YOUR INSTRUCTIONS:
Locate each line with the string "this" in the listing below and copy it.
┌────────
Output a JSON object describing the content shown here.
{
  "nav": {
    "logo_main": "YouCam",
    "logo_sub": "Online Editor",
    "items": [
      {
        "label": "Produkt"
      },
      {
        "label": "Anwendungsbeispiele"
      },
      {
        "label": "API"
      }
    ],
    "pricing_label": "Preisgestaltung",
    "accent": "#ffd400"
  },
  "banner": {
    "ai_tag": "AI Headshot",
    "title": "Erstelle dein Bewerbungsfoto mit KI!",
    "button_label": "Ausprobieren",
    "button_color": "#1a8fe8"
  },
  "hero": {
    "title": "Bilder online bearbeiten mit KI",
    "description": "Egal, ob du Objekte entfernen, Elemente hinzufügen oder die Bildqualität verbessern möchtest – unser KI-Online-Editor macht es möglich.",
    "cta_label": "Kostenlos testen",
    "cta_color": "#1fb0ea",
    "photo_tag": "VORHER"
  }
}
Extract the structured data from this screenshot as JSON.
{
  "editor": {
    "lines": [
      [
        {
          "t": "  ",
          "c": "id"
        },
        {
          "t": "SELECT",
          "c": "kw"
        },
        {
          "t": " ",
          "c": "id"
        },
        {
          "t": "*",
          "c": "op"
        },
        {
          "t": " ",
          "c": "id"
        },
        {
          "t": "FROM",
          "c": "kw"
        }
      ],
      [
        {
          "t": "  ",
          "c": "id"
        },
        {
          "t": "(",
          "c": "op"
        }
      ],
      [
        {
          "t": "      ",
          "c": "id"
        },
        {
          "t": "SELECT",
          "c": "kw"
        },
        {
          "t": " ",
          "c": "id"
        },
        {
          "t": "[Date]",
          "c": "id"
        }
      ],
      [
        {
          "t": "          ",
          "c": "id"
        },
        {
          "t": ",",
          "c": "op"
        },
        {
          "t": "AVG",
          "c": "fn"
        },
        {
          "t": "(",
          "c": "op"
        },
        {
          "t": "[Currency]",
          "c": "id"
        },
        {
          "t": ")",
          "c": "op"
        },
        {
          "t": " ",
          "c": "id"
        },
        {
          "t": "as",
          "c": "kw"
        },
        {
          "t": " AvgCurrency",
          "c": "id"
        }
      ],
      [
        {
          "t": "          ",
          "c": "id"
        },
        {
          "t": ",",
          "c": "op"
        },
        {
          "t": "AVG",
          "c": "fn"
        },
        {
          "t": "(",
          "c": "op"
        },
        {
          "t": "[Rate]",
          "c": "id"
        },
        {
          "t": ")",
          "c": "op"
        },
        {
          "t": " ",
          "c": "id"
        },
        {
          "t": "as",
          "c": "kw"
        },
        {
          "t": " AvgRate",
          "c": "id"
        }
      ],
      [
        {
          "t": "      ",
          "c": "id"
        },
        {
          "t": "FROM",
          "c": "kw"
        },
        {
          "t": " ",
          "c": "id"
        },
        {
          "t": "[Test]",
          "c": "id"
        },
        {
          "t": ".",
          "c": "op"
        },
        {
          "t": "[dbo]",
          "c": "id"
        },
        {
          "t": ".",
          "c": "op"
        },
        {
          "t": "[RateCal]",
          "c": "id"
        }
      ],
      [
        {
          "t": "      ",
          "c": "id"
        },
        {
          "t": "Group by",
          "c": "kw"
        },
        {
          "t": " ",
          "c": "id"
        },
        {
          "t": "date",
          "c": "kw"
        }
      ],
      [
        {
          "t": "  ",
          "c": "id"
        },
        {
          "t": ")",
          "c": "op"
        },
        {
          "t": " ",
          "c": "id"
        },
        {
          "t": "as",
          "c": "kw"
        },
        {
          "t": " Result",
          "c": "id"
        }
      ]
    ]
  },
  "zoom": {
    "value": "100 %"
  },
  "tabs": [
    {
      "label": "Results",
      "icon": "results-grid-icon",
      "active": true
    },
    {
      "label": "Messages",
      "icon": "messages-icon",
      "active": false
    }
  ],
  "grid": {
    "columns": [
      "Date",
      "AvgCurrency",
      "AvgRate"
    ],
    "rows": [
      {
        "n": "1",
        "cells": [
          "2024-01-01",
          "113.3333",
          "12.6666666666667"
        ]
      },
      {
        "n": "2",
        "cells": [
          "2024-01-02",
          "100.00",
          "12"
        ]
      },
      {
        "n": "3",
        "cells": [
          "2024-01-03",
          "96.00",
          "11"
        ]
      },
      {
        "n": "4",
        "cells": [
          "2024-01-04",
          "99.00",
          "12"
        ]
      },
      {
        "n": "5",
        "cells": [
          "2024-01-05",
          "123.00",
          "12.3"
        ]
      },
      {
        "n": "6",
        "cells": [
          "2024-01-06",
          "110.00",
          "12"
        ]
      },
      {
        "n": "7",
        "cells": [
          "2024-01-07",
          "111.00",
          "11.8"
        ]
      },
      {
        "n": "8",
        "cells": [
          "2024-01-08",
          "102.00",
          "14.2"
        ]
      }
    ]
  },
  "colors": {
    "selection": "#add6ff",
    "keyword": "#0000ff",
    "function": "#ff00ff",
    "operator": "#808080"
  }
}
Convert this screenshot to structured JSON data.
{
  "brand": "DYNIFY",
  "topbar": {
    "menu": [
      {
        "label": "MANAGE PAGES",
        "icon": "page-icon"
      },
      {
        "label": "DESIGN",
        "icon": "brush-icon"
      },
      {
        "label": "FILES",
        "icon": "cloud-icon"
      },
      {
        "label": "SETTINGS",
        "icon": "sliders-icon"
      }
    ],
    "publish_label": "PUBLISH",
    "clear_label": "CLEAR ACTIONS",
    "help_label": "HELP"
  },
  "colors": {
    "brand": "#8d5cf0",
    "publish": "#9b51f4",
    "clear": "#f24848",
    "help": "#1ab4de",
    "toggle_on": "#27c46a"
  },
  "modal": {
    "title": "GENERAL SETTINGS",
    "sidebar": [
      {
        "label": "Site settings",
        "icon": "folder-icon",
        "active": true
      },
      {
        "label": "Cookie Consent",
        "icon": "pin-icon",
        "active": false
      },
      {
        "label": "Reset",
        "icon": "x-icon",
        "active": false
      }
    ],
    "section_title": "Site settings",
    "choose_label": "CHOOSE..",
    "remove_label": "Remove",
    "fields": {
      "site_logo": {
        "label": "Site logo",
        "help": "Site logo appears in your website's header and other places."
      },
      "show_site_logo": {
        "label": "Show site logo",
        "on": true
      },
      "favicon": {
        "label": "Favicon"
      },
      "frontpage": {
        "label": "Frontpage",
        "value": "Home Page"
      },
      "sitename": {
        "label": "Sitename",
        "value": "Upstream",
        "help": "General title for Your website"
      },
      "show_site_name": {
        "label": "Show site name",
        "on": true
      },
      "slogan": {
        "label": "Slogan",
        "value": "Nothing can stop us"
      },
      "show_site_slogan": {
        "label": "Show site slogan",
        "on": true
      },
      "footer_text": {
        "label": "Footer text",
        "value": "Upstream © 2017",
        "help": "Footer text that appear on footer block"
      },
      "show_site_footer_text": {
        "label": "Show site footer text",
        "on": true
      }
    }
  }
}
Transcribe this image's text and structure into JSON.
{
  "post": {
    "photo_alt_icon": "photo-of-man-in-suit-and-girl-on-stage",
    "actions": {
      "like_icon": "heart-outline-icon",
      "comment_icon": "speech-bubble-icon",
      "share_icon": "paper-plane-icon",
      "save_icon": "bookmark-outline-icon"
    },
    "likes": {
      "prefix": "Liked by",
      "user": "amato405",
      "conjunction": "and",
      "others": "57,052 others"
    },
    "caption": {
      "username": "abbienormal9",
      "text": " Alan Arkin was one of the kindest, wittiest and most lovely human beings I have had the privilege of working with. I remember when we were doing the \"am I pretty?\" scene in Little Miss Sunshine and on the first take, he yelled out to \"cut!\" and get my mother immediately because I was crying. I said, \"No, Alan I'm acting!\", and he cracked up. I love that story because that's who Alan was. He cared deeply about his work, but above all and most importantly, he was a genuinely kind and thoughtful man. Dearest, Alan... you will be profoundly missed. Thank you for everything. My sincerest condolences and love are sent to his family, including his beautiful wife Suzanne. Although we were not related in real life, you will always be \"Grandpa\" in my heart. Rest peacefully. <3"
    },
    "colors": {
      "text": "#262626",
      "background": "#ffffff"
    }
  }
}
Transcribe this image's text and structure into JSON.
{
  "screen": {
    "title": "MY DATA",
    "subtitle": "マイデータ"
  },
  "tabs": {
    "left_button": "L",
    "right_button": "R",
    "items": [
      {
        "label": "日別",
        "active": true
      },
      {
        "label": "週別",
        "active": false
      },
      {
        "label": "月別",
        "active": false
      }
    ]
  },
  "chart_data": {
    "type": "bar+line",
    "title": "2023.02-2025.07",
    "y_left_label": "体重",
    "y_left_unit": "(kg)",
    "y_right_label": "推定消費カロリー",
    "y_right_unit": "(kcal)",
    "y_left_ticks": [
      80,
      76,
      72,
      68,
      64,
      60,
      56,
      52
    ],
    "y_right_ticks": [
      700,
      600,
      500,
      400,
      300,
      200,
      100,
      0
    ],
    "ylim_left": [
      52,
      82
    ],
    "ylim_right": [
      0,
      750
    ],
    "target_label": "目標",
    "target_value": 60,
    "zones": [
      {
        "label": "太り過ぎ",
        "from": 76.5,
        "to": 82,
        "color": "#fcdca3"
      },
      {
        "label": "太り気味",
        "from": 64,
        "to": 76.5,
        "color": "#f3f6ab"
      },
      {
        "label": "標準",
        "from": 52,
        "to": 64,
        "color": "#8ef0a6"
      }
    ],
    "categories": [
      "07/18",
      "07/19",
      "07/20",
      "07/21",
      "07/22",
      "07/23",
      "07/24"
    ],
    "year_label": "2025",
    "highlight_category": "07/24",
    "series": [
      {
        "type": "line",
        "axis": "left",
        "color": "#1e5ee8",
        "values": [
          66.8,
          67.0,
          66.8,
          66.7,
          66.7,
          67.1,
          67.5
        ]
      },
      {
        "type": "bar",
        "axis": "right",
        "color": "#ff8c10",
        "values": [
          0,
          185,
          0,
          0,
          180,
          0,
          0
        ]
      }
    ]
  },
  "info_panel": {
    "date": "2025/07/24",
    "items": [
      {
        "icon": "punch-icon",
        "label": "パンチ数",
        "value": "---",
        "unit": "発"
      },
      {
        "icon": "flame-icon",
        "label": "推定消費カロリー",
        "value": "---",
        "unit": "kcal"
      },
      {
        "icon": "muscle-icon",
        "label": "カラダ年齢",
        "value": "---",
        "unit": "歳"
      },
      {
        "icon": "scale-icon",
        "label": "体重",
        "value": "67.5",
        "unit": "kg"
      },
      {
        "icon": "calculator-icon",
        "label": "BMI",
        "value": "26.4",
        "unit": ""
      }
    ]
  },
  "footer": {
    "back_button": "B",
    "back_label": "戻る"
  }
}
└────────
REPLY:
Extract the structured data from this screenshot as JSON.
Convert this screenshot to structured JSON data.
Transcribe this image's text and structure into JSON.
Transcribe this image's text and structure into JSON.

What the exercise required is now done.